"The Crocodile Hunter" has been on for years now, and if you've never seen it, you’ve probably heard the rumors. It’s a nature documentary show hosted by a very friendly and quite possibly insane Australian man named Steve Irwin. Irwin simply has absolutely no fear of any of the things we are all supposed to be at least a little bit afraid off -- like being eaten alive by wild animals, being bitten by poisonous snakes, etc. What’s worse is that his wife, Terri, comes along with him on most expeditions, and, well, let’s just say the episode where he gets repeatedly bitten by a tree snake that jumps into their boat, causing Terri to fall overboard with a giant, hungry crocodile in the water, was some pretty jaw-dropping television. Anyway, this is your chance to see for yourself, because it’s "Croc Week" on Animal Planet. A full week of the best episodes of "The Crocodile Hunter," starts today at 8 p.m. EDT/PDT. And by the way, you won’t be disappointed. The rumors are true.

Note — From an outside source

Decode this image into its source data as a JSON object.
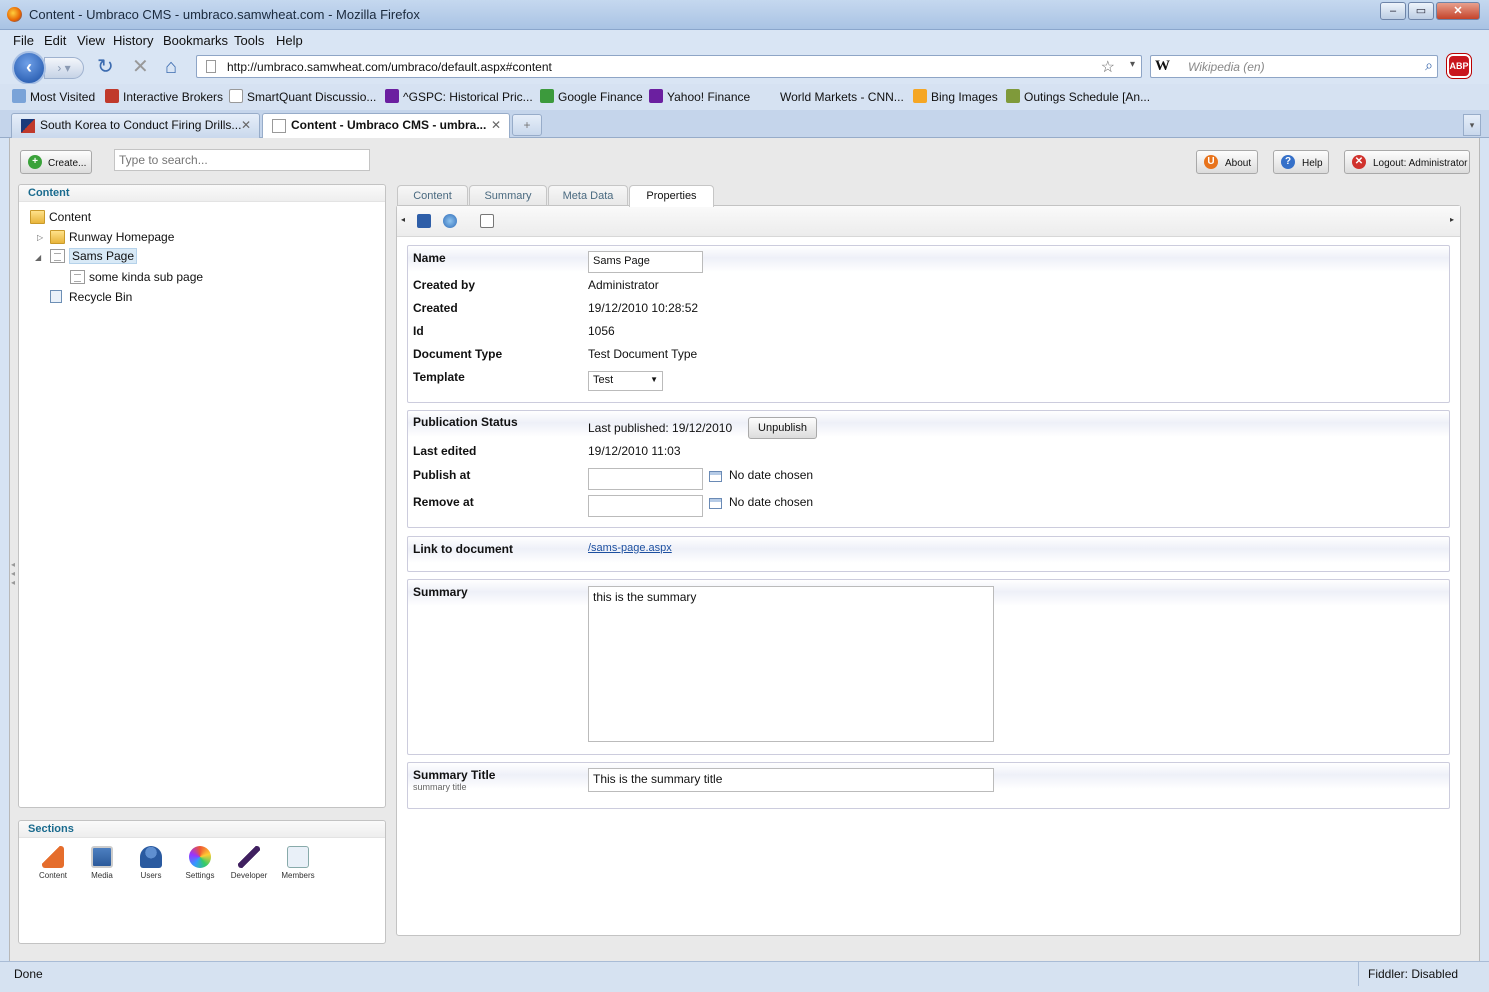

Maybe it’s because they're usually so proper and easily embarrassed, but when British people do irreverent and outrageous comedy, they really go nuts. This week Comedy Central premieres a new comedy series from the nation that brought us "Monty Python" and "Absolutely Fabulous." And if you are a fan of those shows, "The League of Gentlemen" (10:30 p.m. EDT/PDT, Monday), while certainly new and different, might just be your (spiked) cup of tea. A headline in the local paper of the bizarro-fictional town of Royston Vasey reads, "New Road Planned - Strangers Expected." And the strangers do show up pretty quickly - some 60 odd characters (and we do mean "odd") including men, women and transvestites, all played by the show’s versatile and talented three-man troupe (Steve Pemberton, Mark Gatiss and Reece Shearsmith). It’s weird, it’s British, and it’s highly recommended.
A&E premieres a few new episodes of its popular, often interesting, sometimes not "Biography" series. Today at 8 p.m. EDT/PDT should be a good one as it profiles Sun Records founder Sam Phillips. Much of the most important American music of the second half of this century came from Phillips' Memphis-based label. And this hour gives Phillips' own accounts of those revolutionary early recording sessions with Elvis Prestley, Roy Orbison, B.B. King and Johnny Cash. Also premiering this week on "Biography": Ex-"Happy Days" heartthrob Henry Winkler (8 p.m. EDT/PDT, Monday) and current Royal heartthrob Prince William (8 p.m. EDT/PDT, Wednesday).
"Making the Band" (9:30 p.m. EDT/PDT, Friday, ABC) has its own take on the "Survivor" concept (round up a bunch of real people, dangle a prize for those who can last the season and callously kick one or more of them to the curb each week). Rather than surviving on a desert island, however, the cast of "Making the Band" must survive the even more cutthroat world of show business. The tension is high and the tears flow this week as the seven finalists for the roster of the boyband to be known as O-Town must be cut down to the final five. A little quick math says that two of them, the last two, must go. Man, this reality-based stuff can be tough sometimes. Even if you have no plans to buy an O-Town record when it comes out, this show can suck you in if you’re not careful.